The Best Weekly Markets in the Southeast
Article by Michael Field
Quality markets have a remarkable way of weaving into the fabric of one’s community by connecting both regional food systems and a network of artisanal producers of goods to the economies of metropolitan centers. Markets also serve as efficient economic incubators that contribute to neighborhood development by providing a low overhead venue to launch locally owned micro businesses, which eventually grow into small businesses, many of whom later invest into opening nearby permanent retail locations.
Here we highlight the best weekly markets across the Southeast. It is noteworthy to examine just how these markets have evolved. Certain markets have started as initiatives of local municipalities, some are public-private partnerships between city agencies and local non-profits, while others are part of redevelopment strategies of private developers.
RIVERSIDE ARTS MARKET - JACKSONVILLE, FL
Located beneath Jacksonville’s Fuller Warren Bridge and I-95, the Riverside Arts Market draws an average of 7,500 visitors and more than 100 vendors every Saturday from 10 a.m.to 4 p.m. Managed by the non-profit Riverside Avondale Preservation, the Riverside Arts Market originally began in 2009 through a unique coordination between public and private partners.

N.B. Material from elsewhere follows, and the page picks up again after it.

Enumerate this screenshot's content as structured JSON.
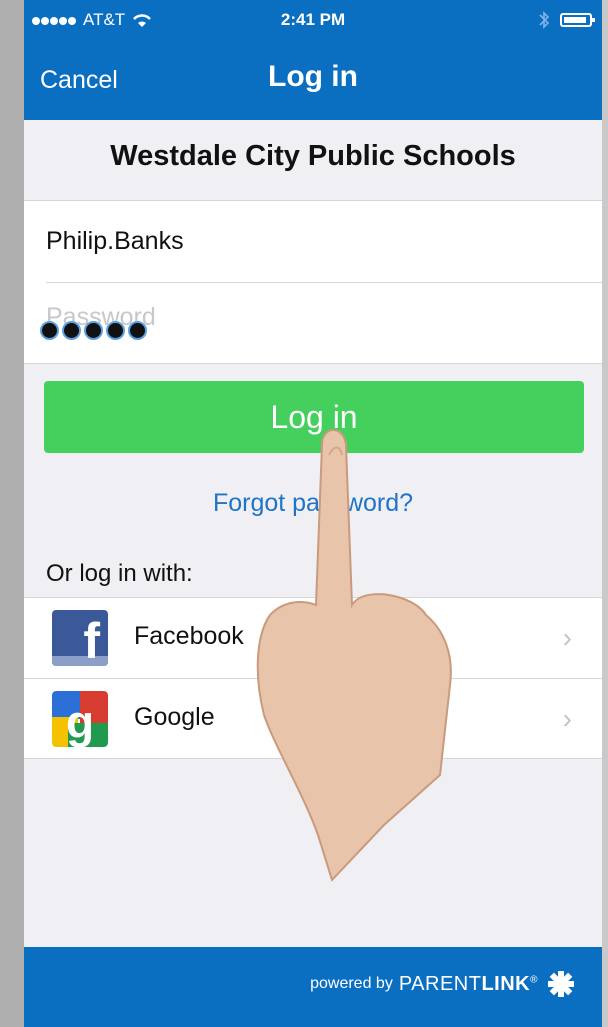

The idea began in 1993 after long-time community activist Dr. Wayne Wood returned from Portland, OR and gained inspiration from visiting the Portland Saturday Market. Wood and friend, Doug Coleman, realized that the weatherproof market idea would be a great use for the space under the Fuller Warren Bridge, which was then in the planning stage for replacement.
Originally, the space was slated to serve as a retention pond for the bridge expansion. Wood, who also founded Riverside Avondale Preservation, eventually convinced the Florida Department of Transportation to redirect landscaping funds towards the creation of a multi-use public space. Later, funding was also secured from the City of Jacksonville, the Jacksonville Electric Authority, and Fidelity National (a Fortune 500 company headquartered in Jacksonville, adjacent to the present-day Riverside Arts Market site).

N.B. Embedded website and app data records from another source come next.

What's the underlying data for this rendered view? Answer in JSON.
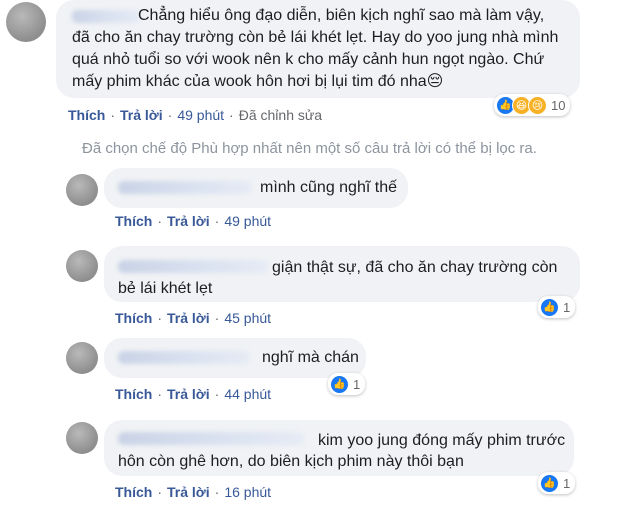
{
  "main_comment": {
    "lines": [
      "Chẳng hiểu ông đạo diễn, biên kịch nghĩ sao mà làm vậy,",
      "đã cho ăn chay trường còn bẻ lái khét lẹt. Hay do yoo jung nhà mình",
      "quá nhỏ tuổi so với wook nên k cho mấy cảnh hun ngọt ngào. Chứ",
      "mấy phim khác của wook hôn hơi bị lụi tim đó nha😔"
    ],
    "like_label": "Thích",
    "reply_label": "Trả lời",
    "time": "49 phút",
    "edited": "Đã chỉnh sửa",
    "reaction_count": "10"
  },
  "filter_notice": "Đã chọn chế độ Phù hợp nhất nên một số câu trả lời có thể bị lọc ra.",
  "replies": [
    {
      "lines": [
        "mình cũng nghĩ thế"
      ],
      "like_label": "Thích",
      "reply_label": "Trả lời",
      "time": "49 phút",
      "reaction_count": ""
    },
    {
      "lines": [
        "giận thật sự, đã cho ăn chay trường còn",
        "bẻ lái khét lẹt"
      ],
      "like_label": "Thích",
      "reply_label": "Trả lời",
      "time": "45 phút",
      "reaction_count": "1"
    },
    {
      "lines": [
        "nghĩ mà chán"
      ],
      "like_label": "Thích",
      "reply_label": "Trả lời",
      "time": "44 phút",
      "reaction_count": "1"
    },
    {
      "lines": [
        "kim yoo jung đóng mấy phim trước",
        "hôn còn ghê hơn, do biên kịch phim này thôi bạn"
      ],
      "like_label": "Thích",
      "reply_label": "Trả lời",
      "time": "16 phút",
      "reaction_count": "1"
    }
  ],
  "colors": {
    "bubble": "#f0f2f5",
    "link": "#385898",
    "meta": "#65676b",
    "like": "#1877f2"
  }
}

“When the concept of the Riverside Arts Market was first proposed, a lot of people questioned whether the investment in infrastructure was too risky for public dollars,” explains Riverside Arts Market Director, Krysten Bennett. “As it turns out, the unique characteristics of our space have significantly contributed to what we can now call long-term success as we enter our 8th season under the bridge. The development of what would have otherwise have been dead space under the highway, [was] converted instead into a highly visited scenic location adjacent to the St. Johns River with a backdrop of our downtown skyline.”

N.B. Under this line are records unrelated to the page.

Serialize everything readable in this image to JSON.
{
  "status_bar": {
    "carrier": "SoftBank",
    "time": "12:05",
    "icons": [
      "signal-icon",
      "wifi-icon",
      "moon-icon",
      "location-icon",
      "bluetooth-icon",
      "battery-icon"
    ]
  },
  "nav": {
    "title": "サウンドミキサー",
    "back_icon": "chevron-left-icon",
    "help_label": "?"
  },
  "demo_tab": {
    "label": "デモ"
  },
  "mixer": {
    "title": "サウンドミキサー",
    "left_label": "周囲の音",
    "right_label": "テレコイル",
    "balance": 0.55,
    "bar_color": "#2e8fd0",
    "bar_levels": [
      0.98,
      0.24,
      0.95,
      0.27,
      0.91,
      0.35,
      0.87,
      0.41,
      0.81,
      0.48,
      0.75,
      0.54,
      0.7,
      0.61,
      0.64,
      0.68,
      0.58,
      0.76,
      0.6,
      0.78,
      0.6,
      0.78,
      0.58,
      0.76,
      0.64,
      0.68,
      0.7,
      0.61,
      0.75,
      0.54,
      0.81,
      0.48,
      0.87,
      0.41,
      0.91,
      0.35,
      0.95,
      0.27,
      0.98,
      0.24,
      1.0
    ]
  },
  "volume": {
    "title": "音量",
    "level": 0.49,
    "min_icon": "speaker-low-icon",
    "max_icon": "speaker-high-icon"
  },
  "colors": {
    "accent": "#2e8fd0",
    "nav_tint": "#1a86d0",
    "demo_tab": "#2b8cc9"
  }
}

Landscaping, bike racks, pedestrian pathways linking to the Northbank Riverwalk, on-site permanent restrooms, lighting enhancements, utility infrastructure, and a riverfront amphitheater were all constructed to create a flexible space officially called the Northbank Riverwalk Artists’ Square. Fidelity National employees park in the space Monday through Friday, which doubles as a unique public park on the weekends. In 2011, the City of Jacksonville constructed a 200-foot floating dock next to the market to accommodate visitors arriving by water. Market goers routinely see dolphins playing in the river off the riverfront stage.
“Our greatest asset is arguably the shade cover provided by the 6 lane highway overhead,” notes Bennett. “The bridge makes it possible for the market to operate comfortably during the heat and rain of our North Florida summers. It’s truly a remarkable example of state and local government entities coming together with a non-profit organizing partner to support more than 250 locally-owned small businesses.”